Some (Of My) Givens
-You're a good sight-reader, and you can state that confidently and matter-of-factly.
-You have no fear about sight-reading. While you don't have to be capable of reading 100% of the notes and rhythms correctly at first sight, you should not be hesitant to successfully and effectively and supportively(!) play less-than-100% of them correctly.
-Most importantly, you approach sight-reading in an audition room for an actor in front of a production team as a responsibility, as a duty, as part of your job. You become a part of that team for those couple of hours or days during the casting process.
-While you may not be a "people person" in real life, you can play one in the audition room. Auditions days can be full of fun and laughs and mini-reunions, but they can also be filled with moments calling for a deep breath (or two), patience, discretion, and empathy. Playing the piano is the easy part. Your technique and sight-reading ability are what got you into the room. Your disposition and professionalism are what will keep you there.
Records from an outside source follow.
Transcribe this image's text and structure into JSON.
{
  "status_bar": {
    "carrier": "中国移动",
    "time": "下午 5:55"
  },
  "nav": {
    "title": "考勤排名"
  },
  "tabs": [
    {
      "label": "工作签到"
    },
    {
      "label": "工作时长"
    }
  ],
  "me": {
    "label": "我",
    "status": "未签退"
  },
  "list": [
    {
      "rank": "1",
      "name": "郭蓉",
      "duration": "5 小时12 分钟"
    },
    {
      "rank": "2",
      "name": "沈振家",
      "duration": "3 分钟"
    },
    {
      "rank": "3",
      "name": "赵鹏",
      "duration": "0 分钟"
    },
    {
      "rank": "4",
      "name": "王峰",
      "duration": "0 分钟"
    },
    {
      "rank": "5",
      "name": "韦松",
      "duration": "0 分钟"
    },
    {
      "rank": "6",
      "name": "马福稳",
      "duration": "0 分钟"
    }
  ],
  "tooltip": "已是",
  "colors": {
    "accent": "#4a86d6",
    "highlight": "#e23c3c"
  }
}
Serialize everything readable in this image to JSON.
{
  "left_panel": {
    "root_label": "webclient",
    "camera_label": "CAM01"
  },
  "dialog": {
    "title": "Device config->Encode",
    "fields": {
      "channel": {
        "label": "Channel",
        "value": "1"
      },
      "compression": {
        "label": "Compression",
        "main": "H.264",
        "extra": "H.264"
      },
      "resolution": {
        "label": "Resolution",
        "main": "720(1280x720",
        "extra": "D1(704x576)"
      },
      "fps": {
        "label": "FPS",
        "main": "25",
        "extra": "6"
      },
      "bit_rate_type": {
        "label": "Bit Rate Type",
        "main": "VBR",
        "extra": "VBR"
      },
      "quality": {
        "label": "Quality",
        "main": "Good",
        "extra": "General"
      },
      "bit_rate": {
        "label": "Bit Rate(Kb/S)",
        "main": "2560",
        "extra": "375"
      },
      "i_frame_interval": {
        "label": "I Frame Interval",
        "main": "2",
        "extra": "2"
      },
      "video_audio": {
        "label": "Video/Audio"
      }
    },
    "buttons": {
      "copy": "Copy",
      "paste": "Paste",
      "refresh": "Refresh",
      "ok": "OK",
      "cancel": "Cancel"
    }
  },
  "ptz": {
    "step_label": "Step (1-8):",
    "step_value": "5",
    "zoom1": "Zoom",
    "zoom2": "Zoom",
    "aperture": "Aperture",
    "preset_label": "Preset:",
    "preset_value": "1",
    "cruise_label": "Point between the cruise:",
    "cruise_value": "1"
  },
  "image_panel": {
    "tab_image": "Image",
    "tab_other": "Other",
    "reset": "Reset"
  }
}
-You listen to music on a regular basis. All types of music. While you might want to concentrate on and study "show tunes" from all eras, there is an increasing requirement to be familiar with the different genres of popular music (rock & roll, jazz, R&B, country, etc. And don't ignore some of those Classical songs you may have played in college since they can come back from time to time as well.
-Sondheim and Jason Robert Brown don't scare you. They may require you to take an extra second or two to look them over before you start playing, but they should not prevent you from doing what you were hired to do. And if they currently do scare you, then do some proper listening, study, and practice. -And to reference something I mentioned in a previous column: The advice to singers of "Don't bring in Sondheim or JRB to an audition" is essentially a moot point now.
Finally, while this column is labeled a "How To" guide, it is more like a "How To 'How To'" guide. Each of us has different backgrounds, different tools to use. We also have different personalities, and different degrees of focus and drive. While it has started to sound cliché, you will need to "Find your own path". Actors sort of have it easier in a way since they have the whole process and structure of auditions. As audition pianists, we don't necessarily - if rarely, if ever - have to audition ourselves. It's about making and maintaining connections. It's about being in the right place at the right time. It's about answering that call from a phone number which you may not recognize. It's about being the first one to respond to an email. It's about having "it" always in our fingers and brain. It's about being at ease even when those around you may not be.